===== Data for the task

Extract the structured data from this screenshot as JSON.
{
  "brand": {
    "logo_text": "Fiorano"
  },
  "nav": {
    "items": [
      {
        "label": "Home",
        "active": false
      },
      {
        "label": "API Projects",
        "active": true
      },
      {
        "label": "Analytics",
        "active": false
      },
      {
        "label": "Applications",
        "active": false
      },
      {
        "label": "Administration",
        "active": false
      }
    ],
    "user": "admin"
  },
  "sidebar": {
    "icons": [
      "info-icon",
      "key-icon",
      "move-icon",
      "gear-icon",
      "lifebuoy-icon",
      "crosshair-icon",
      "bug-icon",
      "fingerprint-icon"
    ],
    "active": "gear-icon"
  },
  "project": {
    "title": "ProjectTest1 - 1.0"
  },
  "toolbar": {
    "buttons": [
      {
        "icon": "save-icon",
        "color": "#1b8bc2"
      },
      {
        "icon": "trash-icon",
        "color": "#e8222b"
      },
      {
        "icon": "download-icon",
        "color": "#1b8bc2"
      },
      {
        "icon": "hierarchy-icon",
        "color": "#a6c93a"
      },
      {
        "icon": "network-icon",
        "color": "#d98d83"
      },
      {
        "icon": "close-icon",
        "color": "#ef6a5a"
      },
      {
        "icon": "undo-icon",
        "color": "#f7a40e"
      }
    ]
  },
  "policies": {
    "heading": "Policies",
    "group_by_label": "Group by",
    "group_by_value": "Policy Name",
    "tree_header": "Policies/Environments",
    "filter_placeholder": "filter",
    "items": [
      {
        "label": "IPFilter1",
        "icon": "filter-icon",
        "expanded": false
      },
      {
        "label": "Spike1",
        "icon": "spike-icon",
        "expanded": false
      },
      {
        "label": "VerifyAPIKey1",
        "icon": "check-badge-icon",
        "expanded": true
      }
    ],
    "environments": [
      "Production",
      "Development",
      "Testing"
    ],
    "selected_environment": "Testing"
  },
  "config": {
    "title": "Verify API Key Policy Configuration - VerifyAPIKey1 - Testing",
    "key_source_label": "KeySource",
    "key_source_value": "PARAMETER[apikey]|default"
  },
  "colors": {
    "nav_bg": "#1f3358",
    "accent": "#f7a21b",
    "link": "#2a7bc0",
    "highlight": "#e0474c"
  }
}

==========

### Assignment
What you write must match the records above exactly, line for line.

### Written reply
Extract the structured data from this screenshot as JSON.
{
  "brand": {
    "logo_text": "Fiorano"
  },
  "nav": {
    "items": [
      {
        "label": "Home",
        "active": false
      },
      {
        "label": "API Projects",
        "active": true
      },
      {
        "label": "Analytics",
        "active": false
      },
      {
        "label": "Applications",
        "active": false
      },
      {
        "label": "Administration",
        "active": false
      }
    ],
    "user": "admin"
  },
  "sidebar": {
    "icons": [
      "info-icon",
      "key-icon",
      "move-icon",
      "gear-icon",
      "lifebuoy-icon",
      "crosshair-icon",
      "bug-icon",
      "fingerprint-icon"
    ],
    "active": "gear-icon"
  },
  "project": {
    "title": "ProjectTest1 - 1.0"
  },
  "toolbar": {
    "buttons": [
      {
        "icon": "save-icon",
        "color": "#1b8bc2"
      },
      {
        "icon": "trash-icon",
        "color": "#e8222b"
      },
      {
        "icon": "download-icon",
        "color": "#1b8bc2"
      },
      {
        "icon": "hierarchy-icon",
        "color": "#a6c93a"
      },
      {
        "icon": "network-icon",
        "color": "#d98d83"
      },
      {
        "icon": "close-icon",
        "color": "#ef6a5a"
      },
      {
        "icon": "undo-icon",
        "color": "#f7a40e"
      }
    ]
  },
  "policies": {
    "heading": "Policies",
    "group_by_label": "Group by",
    "group_by_value": "Policy Name",
    "tree_header": "Policies/Environments",
    "filter_placeholder": "filter",
    "items": [
      {
        "label": "IPFilter1",
        "icon": "filter-icon",
        "expanded": false
      },
      {
        "label": "Spike1",
        "icon": "spike-icon",
        "expanded": false
      },
      {
        "label": "VerifyAPIKey1",
        "icon": "check-badge-icon",
        "expanded": true
      }
    ],
    "environments": [
      "Production",
      "Development",
      "Testing"
    ],
    "selected_environment": "Testing"
  },
  "config": {
    "title": "Verify API Key Policy Configuration - VerifyAPIKey1 - Testing",
    "key_source_label": "KeySource",
    "key_source_value": "PARAMETER[apikey]|default"
  },
  "colors": {
    "nav_bg": "#1f3358",
    "accent": "#f7a21b",
    "link": "#2a7bc0",
    "highlight": "#e0474c"
  }
}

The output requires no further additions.